— Exercise aim —
Output the data in full. Keep every entry exactly as written.
==================================================
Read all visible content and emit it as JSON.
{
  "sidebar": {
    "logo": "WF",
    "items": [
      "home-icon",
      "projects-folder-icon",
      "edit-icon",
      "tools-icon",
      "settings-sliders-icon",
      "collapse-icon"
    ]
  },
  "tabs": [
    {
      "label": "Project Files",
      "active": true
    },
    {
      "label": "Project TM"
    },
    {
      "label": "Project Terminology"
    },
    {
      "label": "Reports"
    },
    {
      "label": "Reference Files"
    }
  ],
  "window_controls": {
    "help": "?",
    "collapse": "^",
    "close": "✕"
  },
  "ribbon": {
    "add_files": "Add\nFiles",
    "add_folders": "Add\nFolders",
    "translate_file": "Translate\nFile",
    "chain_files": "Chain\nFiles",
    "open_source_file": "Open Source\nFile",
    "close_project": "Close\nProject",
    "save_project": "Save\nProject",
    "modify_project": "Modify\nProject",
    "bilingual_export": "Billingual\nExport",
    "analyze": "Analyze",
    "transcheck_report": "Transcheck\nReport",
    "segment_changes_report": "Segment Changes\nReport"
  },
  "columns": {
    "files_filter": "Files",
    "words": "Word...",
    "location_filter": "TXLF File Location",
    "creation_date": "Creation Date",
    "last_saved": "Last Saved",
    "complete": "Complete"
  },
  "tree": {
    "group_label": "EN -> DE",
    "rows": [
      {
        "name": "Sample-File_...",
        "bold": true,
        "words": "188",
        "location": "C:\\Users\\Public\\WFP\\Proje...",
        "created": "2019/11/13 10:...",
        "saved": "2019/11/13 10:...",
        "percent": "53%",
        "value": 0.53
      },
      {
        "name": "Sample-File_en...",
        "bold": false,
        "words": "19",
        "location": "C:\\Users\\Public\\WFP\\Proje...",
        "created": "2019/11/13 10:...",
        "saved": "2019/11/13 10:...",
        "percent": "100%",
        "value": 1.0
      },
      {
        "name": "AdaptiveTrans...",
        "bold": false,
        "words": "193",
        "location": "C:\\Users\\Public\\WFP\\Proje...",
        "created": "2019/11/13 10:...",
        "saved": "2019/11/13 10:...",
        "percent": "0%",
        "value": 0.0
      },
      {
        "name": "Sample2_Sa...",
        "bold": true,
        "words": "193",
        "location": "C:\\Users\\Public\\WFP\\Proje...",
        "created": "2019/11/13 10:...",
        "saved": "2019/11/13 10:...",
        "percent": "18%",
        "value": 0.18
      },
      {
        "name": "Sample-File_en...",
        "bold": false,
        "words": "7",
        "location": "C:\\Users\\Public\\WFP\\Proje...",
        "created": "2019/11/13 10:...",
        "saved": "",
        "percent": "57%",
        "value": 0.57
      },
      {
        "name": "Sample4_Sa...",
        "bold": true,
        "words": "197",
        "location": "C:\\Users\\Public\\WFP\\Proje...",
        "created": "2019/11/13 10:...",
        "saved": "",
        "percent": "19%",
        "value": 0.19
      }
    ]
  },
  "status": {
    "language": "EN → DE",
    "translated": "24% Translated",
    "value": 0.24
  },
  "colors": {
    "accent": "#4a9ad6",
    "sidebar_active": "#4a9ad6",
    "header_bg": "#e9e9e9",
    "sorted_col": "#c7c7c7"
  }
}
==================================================
— Exercise solution —
Read all visible content and emit it as JSON.
{
  "sidebar": {
    "logo": "WF",
    "items": [
      "home-icon",
      "projects-folder-icon",
      "edit-icon",
      "tools-icon",
      "settings-sliders-icon",
      "collapse-icon"
    ]
  },
  "tabs": [
    {
      "label": "Project Files",
      "active": true
    },
    {
      "label": "Project TM"
    },
    {
      "label": "Project Terminology"
    },
    {
      "label": "Reports"
    },
    {
      "label": "Reference Files"
    }
  ],
  "window_controls": {
    "help": "?",
    "collapse": "^",
    "close": "✕"
  },
  "ribbon": {
    "add_files": "Add\nFiles",
    "add_folders": "Add\nFolders",
    "translate_file": "Translate\nFile",
    "chain_files": "Chain\nFiles",
    "open_source_file": "Open Source\nFile",
    "close_project": "Close\nProject",
    "save_project": "Save\nProject",
    "modify_project": "Modify\nProject",
    "bilingual_export": "Billingual\nExport",
    "analyze": "Analyze",
    "transcheck_report": "Transcheck\nReport",
    "segment_changes_report": "Segment Changes\nReport"
  },
  "columns": {
    "files_filter": "Files",
    "words": "Word...",
    "location_filter": "TXLF File Location",
    "creation_date": "Creation Date",
    "last_saved": "Last Saved",
    "complete": "Complete"
  },
  "tree": {
    "group_label": "EN -> DE",
    "rows": [
      {
        "name": "Sample-File_...",
        "bold": true,
        "words": "188",
        "location": "C:\\Users\\Public\\WFP\\Proje...",
        "created": "2019/11/13 10:...",
        "saved": "2019/11/13 10:...",
        "percent": "53%",
        "value": 0.53
      },
      {
        "name": "Sample-File_en...",
        "bold": false,
        "words": "19",
        "location": "C:\\Users\\Public\\WFP\\Proje...",
        "created": "2019/11/13 10:...",
        "saved": "2019/11/13 10:...",
        "percent": "100%",
        "value": 1.0
      },
      {
        "name": "AdaptiveTrans...",
        "bold": false,
        "words": "193",
        "location": "C:\\Users\\Public\\WFP\\Proje...",
        "created": "2019/11/13 10:...",
        "saved": "2019/11/13 10:...",
        "percent": "0%",
        "value": 0.0
      },
      {
        "name": "Sample2_Sa...",
        "bold": true,
        "words": "193",
        "location": "C:\\Users\\Public\\WFP\\Proje...",
        "created": "2019/11/13 10:...",
        "saved": "2019/11/13 10:...",
        "percent": "18%",
        "value": 0.18
      },
      {
        "name": "Sample-File_en...",
        "bold": false,
        "words": "7",
        "location": "C:\\Users\\Public\\WFP\\Proje...",
        "created": "2019/11/13 10:...",
        "saved": "",
        "percent": "57%",
        "value": 0.57
      },
      {
        "name": "Sample4_Sa...",
        "bold": true,
        "words": "197",
        "location": "C:\\Users\\Public\\WFP\\Proje...",
        "created": "2019/11/13 10:...",
        "saved": "",
        "percent": "19%",
        "value": 0.19
      }
    ]
  },
  "status": {
    "language": "EN → DE",
    "translated": "24% Translated",
    "value": 0.24
  },
  "colors": {
    "accent": "#4a9ad6",
    "sidebar_active": "#4a9ad6",
    "header_bg": "#e9e9e9",
    "sorted_col": "#c7c7c7"
  }
}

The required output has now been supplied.